Over 175,000 people returned to their usual self-centered lives today after attending various events during the Dalai Lama’s five-day “Seeds of Compassion” Seattle tour.
Throughout his visit to Seattle, the Dalai Lama spoke extensively of kindness and compassion, to approving applause from crowds numbering in the tens of thousands. Following these inspirational events, residents of the Seattle area promptly went back to their day-to-day lives, living in exactly the same way as before.
With deadlines to meet and traffic to contend with, Puget Sound residents casually disregarded the Dalai Lama’s message in record time.
“Compassion is great for someone that has become so enlightened as to be exempt from the wheel of death and rebirth,” said Michael Parker, a lawyer from Newcastle, “but most of us have to live in the real world, so I’m gonna do whatever is necessary to get mine.”
“I’m so glad that the Dalai Lama has chosen to bless humanity with his teachings by being continually reborn on this plane,” said Shoreline resident Tara Hammerson, as she cast an angry glare at the person in ahead of her in line for taking longer than thirty seconds to order their latte.
The Dalai Lama spoke of unlimited compassion, and said that we must be compassionate toward people whose ideas we don’t agree with.

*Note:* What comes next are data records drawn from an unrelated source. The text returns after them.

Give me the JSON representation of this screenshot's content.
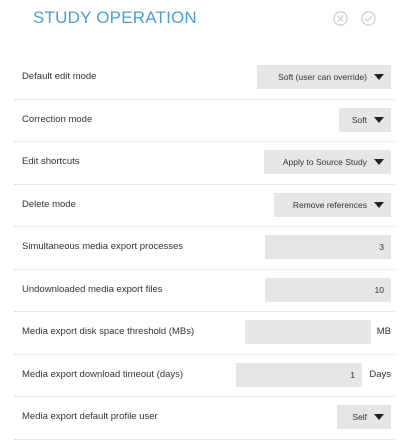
{
  "header": {
    "title": "STUDY OPERATION",
    "cancel_icon": "circle-x-icon",
    "confirm_icon": "circle-check-icon",
    "accent_color": "#4a9fd4",
    "icon_color": "#cccccc"
  },
  "settings": [
    {
      "label": "Default edit mode",
      "type": "select",
      "value": "Soft (user can override)"
    },
    {
      "label": "Correction mode",
      "type": "select",
      "value": "Soft"
    },
    {
      "label": "Edit shortcuts",
      "type": "select",
      "value": "Apply to Source Study"
    },
    {
      "label": "Delete mode",
      "type": "select",
      "value": "Remove references"
    },
    {
      "label": "Simultaneous media export processes",
      "type": "number",
      "value": "3"
    },
    {
      "label": "Undownloaded media export files",
      "type": "number",
      "value": "10"
    },
    {
      "label": "Media export disk space threshold (MBs)",
      "type": "number",
      "value": "",
      "unit": "MB"
    },
    {
      "label": "Media export download timeout (days)",
      "type": "number",
      "value": "1",
      "unit": "Days"
    },
    {
      "label": "Media export default profile user",
      "type": "select",
      "value": "Self"
    }
  ]
}
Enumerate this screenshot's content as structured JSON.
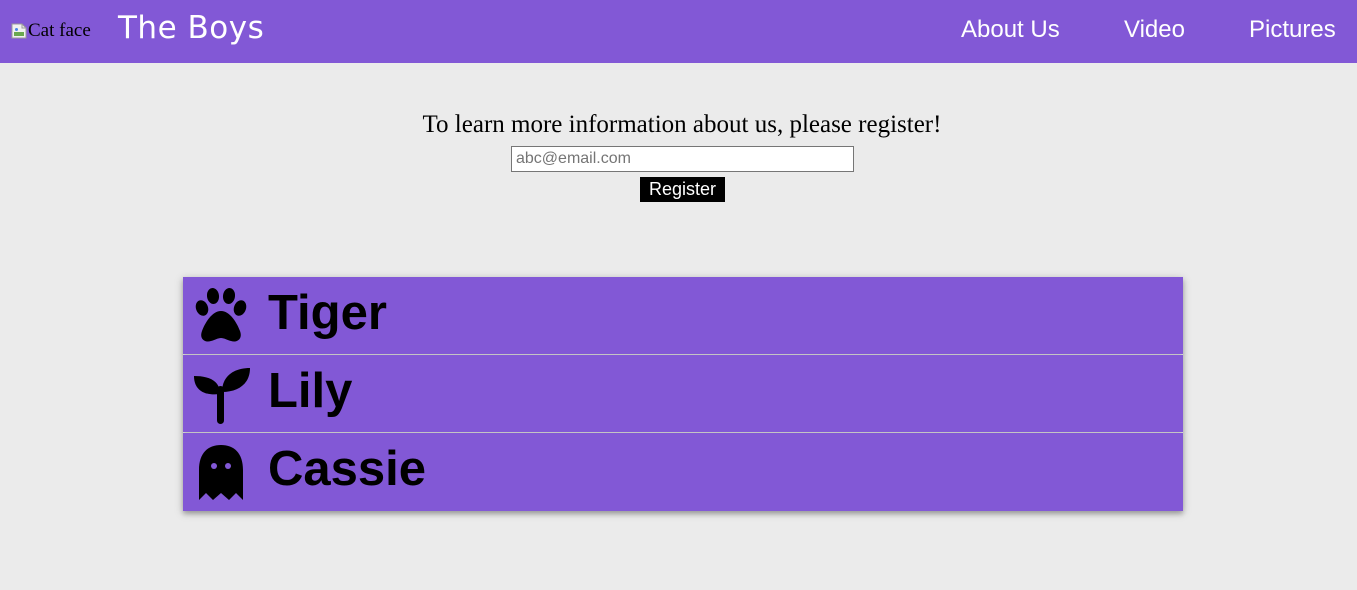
{
  "header": {
    "logo_alt": "Cat face",
    "title": "The Boys",
    "nav": {
      "about": "About Us",
      "video": "Video",
      "pictures": "Pictures"
    },
    "background_color": "#8258d6"
  },
  "register": {
    "prompt": "To learn more information about us, please register!",
    "email_placeholder": "abc@email.com",
    "button_label": "Register"
  },
  "cats": [
    {
      "name": "Tiger",
      "icon": "paw-icon"
    },
    {
      "name": "Lily",
      "icon": "sprout-icon"
    },
    {
      "name": "Cassie",
      "icon": "ghost-icon"
    }
  ],
  "colors": {
    "accent": "#8258d6",
    "page_background": "#ebebeb",
    "button_background": "#000000",
    "button_text": "#ffffff"
  }
}
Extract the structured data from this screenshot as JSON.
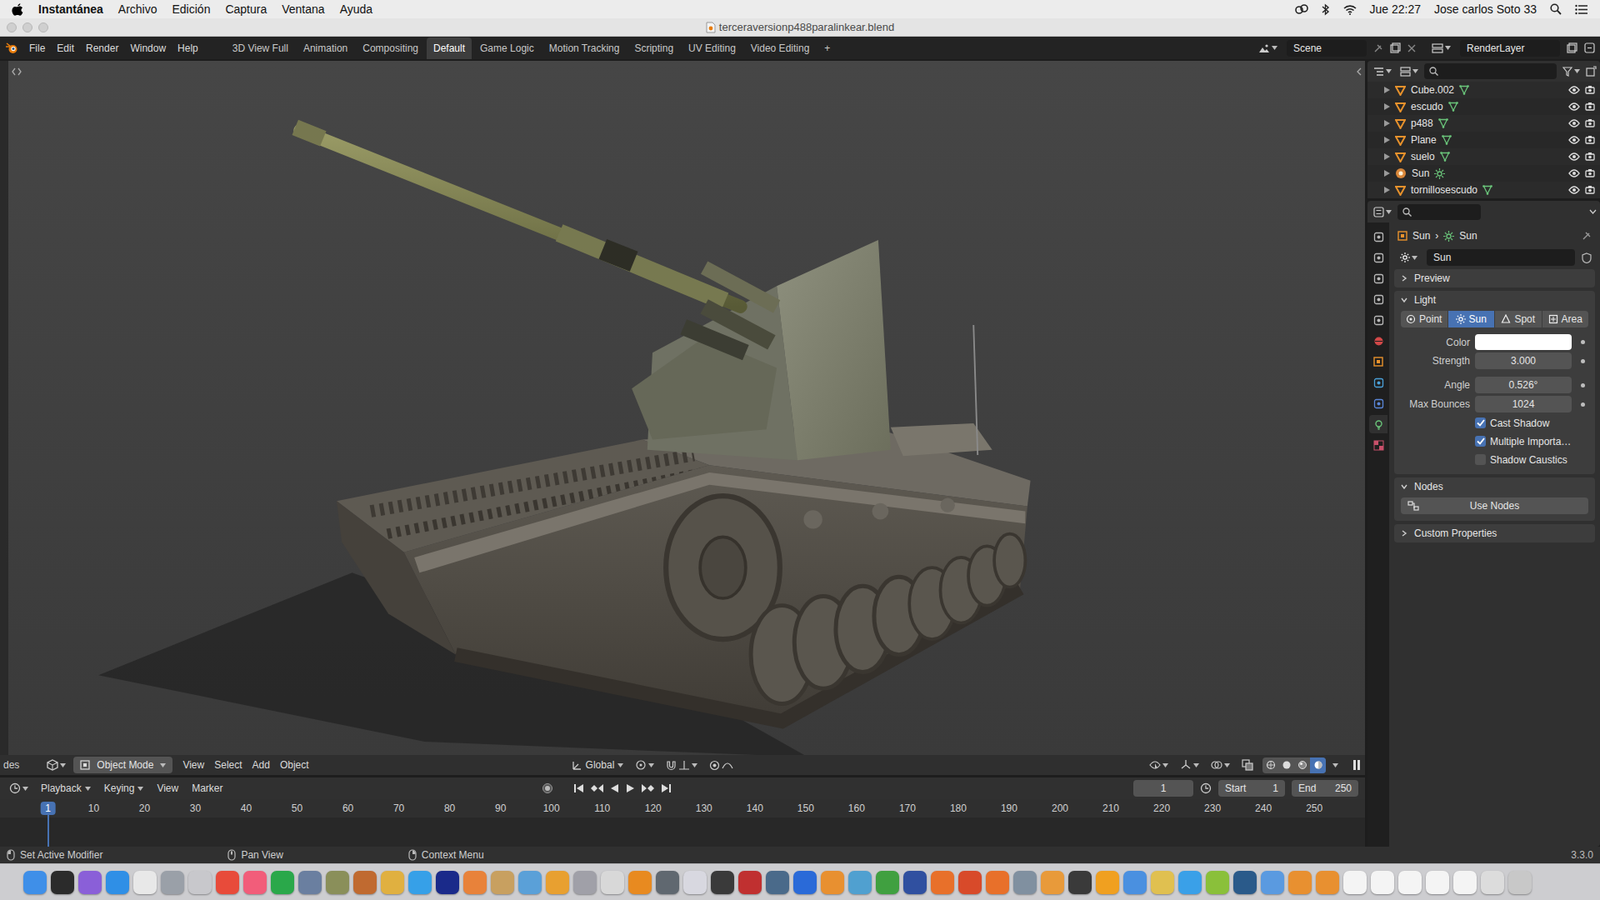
{
  "menubar": {
    "app": "Instantánea",
    "menus": [
      "Archivo",
      "Edición",
      "Captura",
      "Ventana",
      "Ayuda"
    ],
    "clock": "Jue 22:27",
    "user": "Jose carlos Soto 33"
  },
  "window": {
    "title": "terceraversionp488paralinkear.blend"
  },
  "topbar": {
    "menus": [
      "File",
      "Edit",
      "Render",
      "Window",
      "Help"
    ],
    "workspaces": [
      {
        "label": "3D View Full",
        "selected": false
      },
      {
        "label": "Animation",
        "selected": false
      },
      {
        "label": "Compositing",
        "selected": false
      },
      {
        "label": "Default",
        "selected": true
      },
      {
        "label": "Game Logic",
        "selected": false
      },
      {
        "label": "Motion Tracking",
        "selected": false
      },
      {
        "label": "Scripting",
        "selected": false
      },
      {
        "label": "UV Editing",
        "selected": false
      },
      {
        "label": "Video Editing",
        "selected": false
      }
    ],
    "add_tab": "+",
    "scene": "Scene",
    "view_layer": "RenderLayer"
  },
  "viewport": {
    "cut_label": "des",
    "mode": "Object Mode",
    "menus": [
      "View",
      "Select",
      "Add",
      "Object"
    ],
    "orientation": "Global",
    "shading": [
      {
        "selected": false
      },
      {
        "selected": false
      },
      {
        "selected": false
      },
      {
        "selected": true
      }
    ]
  },
  "outliner": {
    "items": [
      {
        "name": "Cube.002",
        "kind": "mesh",
        "visible": true,
        "renderable": true
      },
      {
        "name": "escudo",
        "kind": "mesh",
        "visible": true,
        "renderable": true
      },
      {
        "name": "p488",
        "kind": "mesh",
        "visible": true,
        "renderable": true
      },
      {
        "name": "Plane",
        "kind": "mesh",
        "visible": true,
        "renderable": true
      },
      {
        "name": "suelo",
        "kind": "mesh",
        "visible": true,
        "renderable": true
      },
      {
        "name": "Sun",
        "kind": "light",
        "visible": true,
        "renderable": true
      },
      {
        "name": "tornillosescudo",
        "kind": "mesh",
        "visible": true,
        "renderable": true
      }
    ]
  },
  "properties": {
    "tabs": [
      {
        "selected": false
      },
      {
        "selected": false
      },
      {
        "selected": false
      },
      {
        "selected": false
      },
      {
        "selected": false
      },
      {
        "selected": false
      },
      {
        "selected": false
      },
      {
        "selected": false
      },
      {
        "selected": false
      },
      {
        "selected": true
      },
      {
        "selected": false
      }
    ],
    "breadcrumb": [
      "Sun",
      "Sun"
    ],
    "separator": "›",
    "datablock": "Sun",
    "sections": [
      {
        "title": "Preview",
        "expanded": false
      },
      {
        "title": "Light",
        "expanded": true,
        "types": [
          {
            "label": "Point",
            "selected": false
          },
          {
            "label": "Sun",
            "selected": true
          },
          {
            "label": "Spot",
            "selected": false
          },
          {
            "label": "Area",
            "selected": false
          }
        ],
        "fields": [
          {
            "kind": "color",
            "label": "Color",
            "color": "#ffffff"
          },
          {
            "kind": "number",
            "label": "Strength",
            "value": "3.000"
          },
          {
            "kind": "number",
            "label": "Angle",
            "value": "0.526°"
          },
          {
            "kind": "number",
            "label": "Max Bounces",
            "value": "1024"
          },
          {
            "kind": "checkbox",
            "label": "Cast Shadow",
            "checked": true
          },
          {
            "kind": "checkbox",
            "label": "Multiple Importa…",
            "checked": true
          },
          {
            "kind": "checkbox",
            "label": "Shadow Caustics",
            "checked": false
          }
        ]
      },
      {
        "title": "Nodes",
        "expanded": true,
        "button": "Use Nodes"
      },
      {
        "title": "Custom Properties",
        "expanded": false
      }
    ]
  },
  "timeline": {
    "menus": [
      "Playback",
      "Keying",
      "View",
      "Marker"
    ],
    "frame": "1",
    "start_label": "Start",
    "start": "1",
    "end_label": "End",
    "end": "250",
    "ruler": [
      {
        "label": "1",
        "selected": true
      },
      {
        "label": "10",
        "selected": false
      },
      {
        "label": "20",
        "selected": false
      },
      {
        "label": "30",
        "selected": false
      },
      {
        "label": "40",
        "selected": false
      },
      {
        "label": "50",
        "selected": false
      },
      {
        "label": "60",
        "selected": false
      },
      {
        "label": "70",
        "selected": false
      },
      {
        "label": "80",
        "selected": false
      },
      {
        "label": "90",
        "selected": false
      },
      {
        "label": "100",
        "selected": false
      },
      {
        "label": "110",
        "selected": false
      },
      {
        "label": "120",
        "selected": false
      },
      {
        "label": "130",
        "selected": false
      },
      {
        "label": "140",
        "selected": false
      },
      {
        "label": "150",
        "selected": false
      },
      {
        "label": "160",
        "selected": false
      },
      {
        "label": "170",
        "selected": false
      },
      {
        "label": "180",
        "selected": false
      },
      {
        "label": "190",
        "selected": false
      },
      {
        "label": "200",
        "selected": false
      },
      {
        "label": "210",
        "selected": false
      },
      {
        "label": "220",
        "selected": false
      },
      {
        "label": "230",
        "selected": false
      },
      {
        "label": "240",
        "selected": false
      },
      {
        "label": "250",
        "selected": false
      }
    ]
  },
  "status_bar": {
    "items": [
      "Set Active Modifier",
      "Pan View",
      "Context Menu"
    ],
    "version": "3.3.0"
  }
}
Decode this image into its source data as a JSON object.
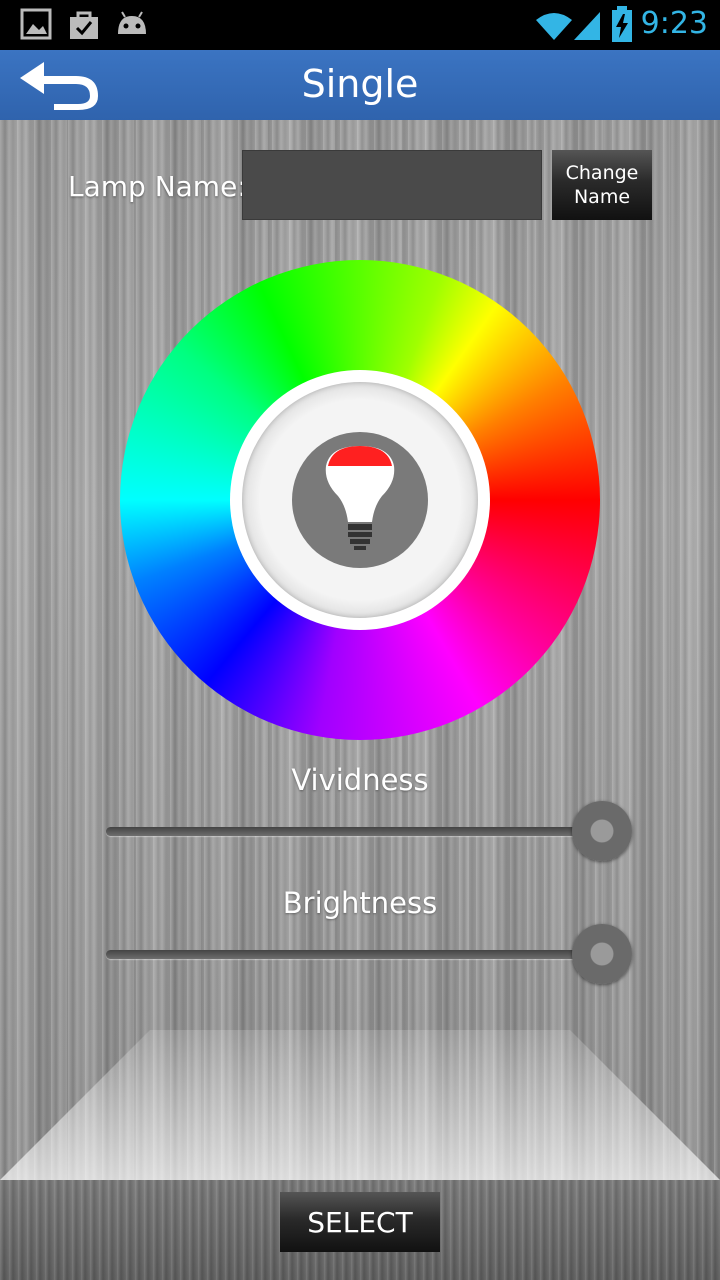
{
  "status_bar": {
    "time": "9:23",
    "notification_icons": [
      "gallery-icon",
      "shopping-bag-icon",
      "android-icon"
    ],
    "system_icons": [
      "wifi-icon",
      "signal-icon",
      "battery-charging-icon"
    ]
  },
  "action_bar": {
    "title": "Single",
    "back_icon": "back-arrow-icon"
  },
  "lamp": {
    "label": "Lamp Name:",
    "name_value": "",
    "change_button_line1": "Change",
    "change_button_line2": "Name"
  },
  "color_wheel": {
    "selected_color": "#ff2020",
    "center_icon": "light-bulb-icon"
  },
  "sliders": {
    "vividness": {
      "label": "Vividness",
      "value": 1.0
    },
    "brightness": {
      "label": "Brightness",
      "value": 1.0
    }
  },
  "bottom": {
    "select_label": "SELECT"
  },
  "colors": {
    "action_bar": "#3068b5",
    "status_accent": "#33b5e5"
  }
}
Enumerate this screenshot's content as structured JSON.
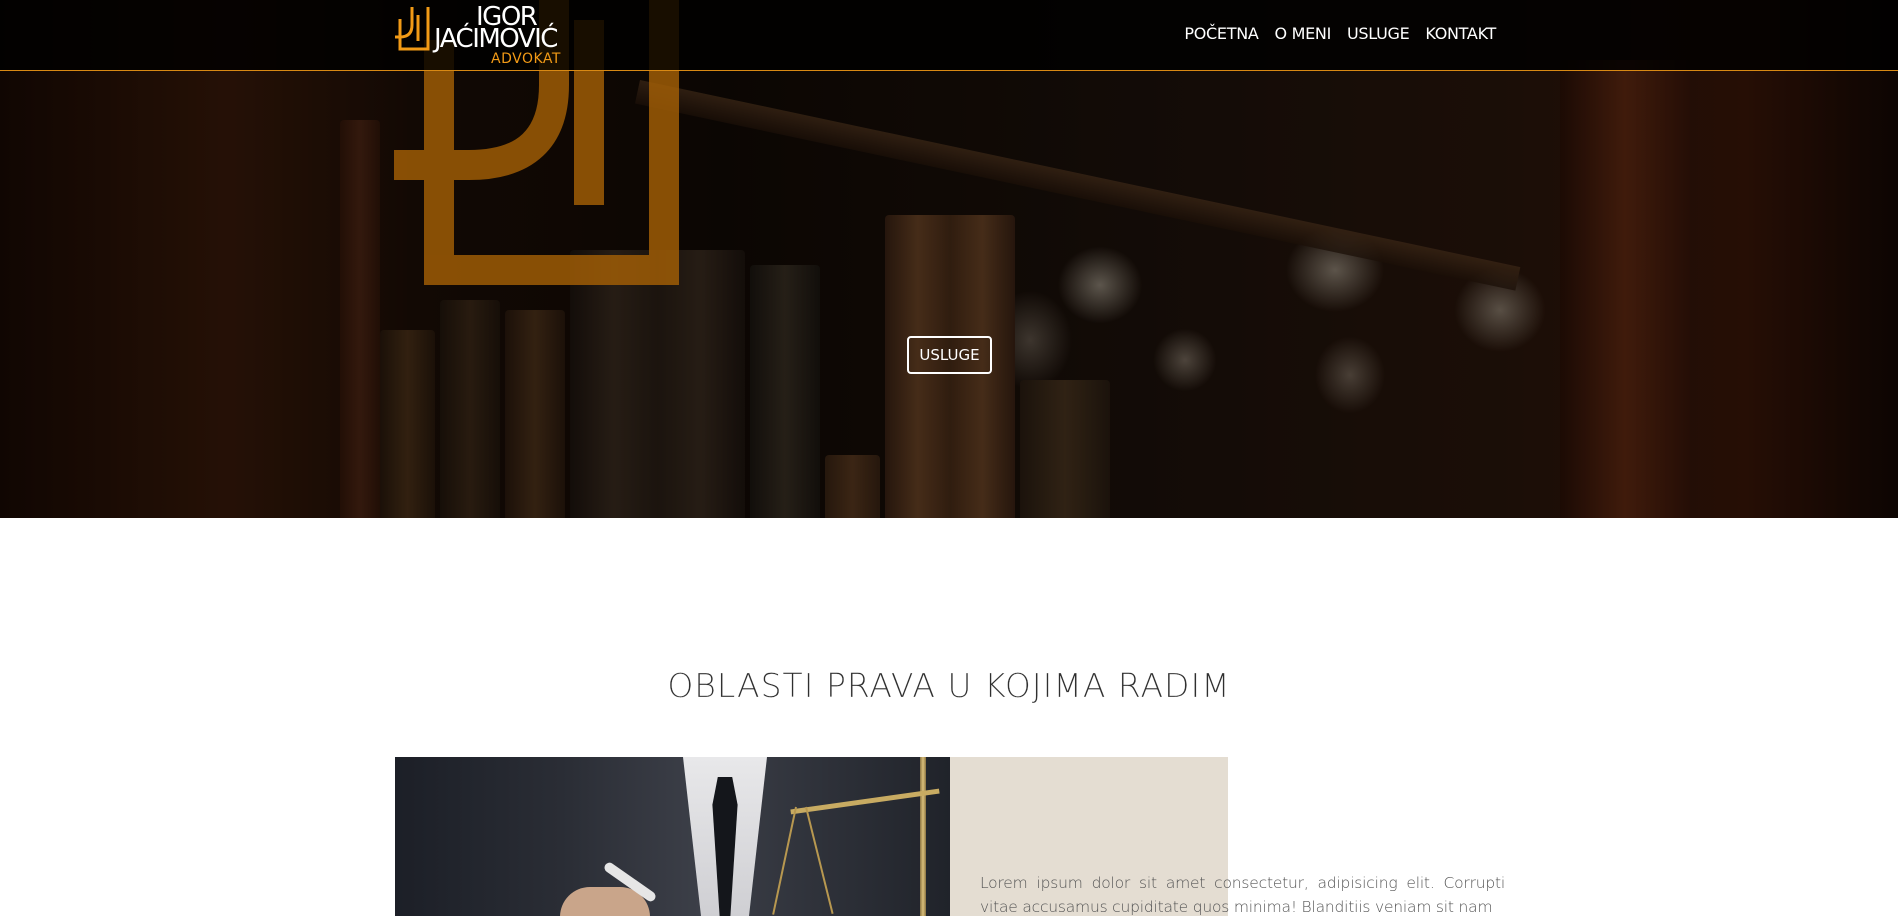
{
  "navbar": {
    "logo": {
      "name_line1": "IGOR",
      "name_line2": "JAĆIMOVIĆ",
      "subtitle": "ADVOKAT",
      "mark_icon": "ij-monogram-icon"
    },
    "links": [
      {
        "label": "POČETNA"
      },
      {
        "label": "O MENI"
      },
      {
        "label": "USLUGE"
      },
      {
        "label": "KONTAKT"
      }
    ],
    "accent_color": "#d88914"
  },
  "hero": {
    "button_label": "USLUGE",
    "background": "law-books-photo",
    "monogram_color": "#a35f06"
  },
  "section": {
    "title": "OBLASTI PRAVA U KOJIMA RADIM",
    "image": "lawyer-with-scales-photo",
    "text": "Lorem ipsum dolor sit amet consectetur, adipisicing elit. Corrupti vitae accusamus cupiditate quos minima! Blanditiis veniam sit nam",
    "block_color": "#e4ddd2"
  }
}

Parker said he agrees, as long as unlimited compassion doesn’t cost him anything. “I mean, when we’re talking about nodding and making sad eyes when my neighbor tells me that his wife’s favorite hairdresser is moving to New York, that’s the kind of compassion I have in unlimited quantities,” he said. “But when some uninsured jerk lets her three-year-old drive a shopping cart into my Benz while she loads the baby into the car… well, she’ll be seeing me in court.”
Although some people claimed to have been moved by the message, their actions clearly indicate that they completely missed the point.
“I’ve never actually met my neighbors, so I don’t really feel obligated to show them any direct compassion,” said Jake Rand, who lives in a condo in downtown Seattle. “Listening to the Dalai Lama speak was really motivational though,” he said, “I might stop actively avoiding eye contact with people in the halls and elevators or something.”
“The Dave Matthews concert was pretty cool I guess,” said Matt Jorgenson, “but I think the last one at the Gorge was better.”
In the end, it appears that the Dalai Lama’s visit will be little more than a footnote in the lives of most Seattle residents.
“The Dalai Lama said that when you show kindness you can make a real lasting difference in people’s lives,” said Hammerson. “Maybe I’ll pay for the drinks of the person behind me in the Starbucks drive-through tomorrow.”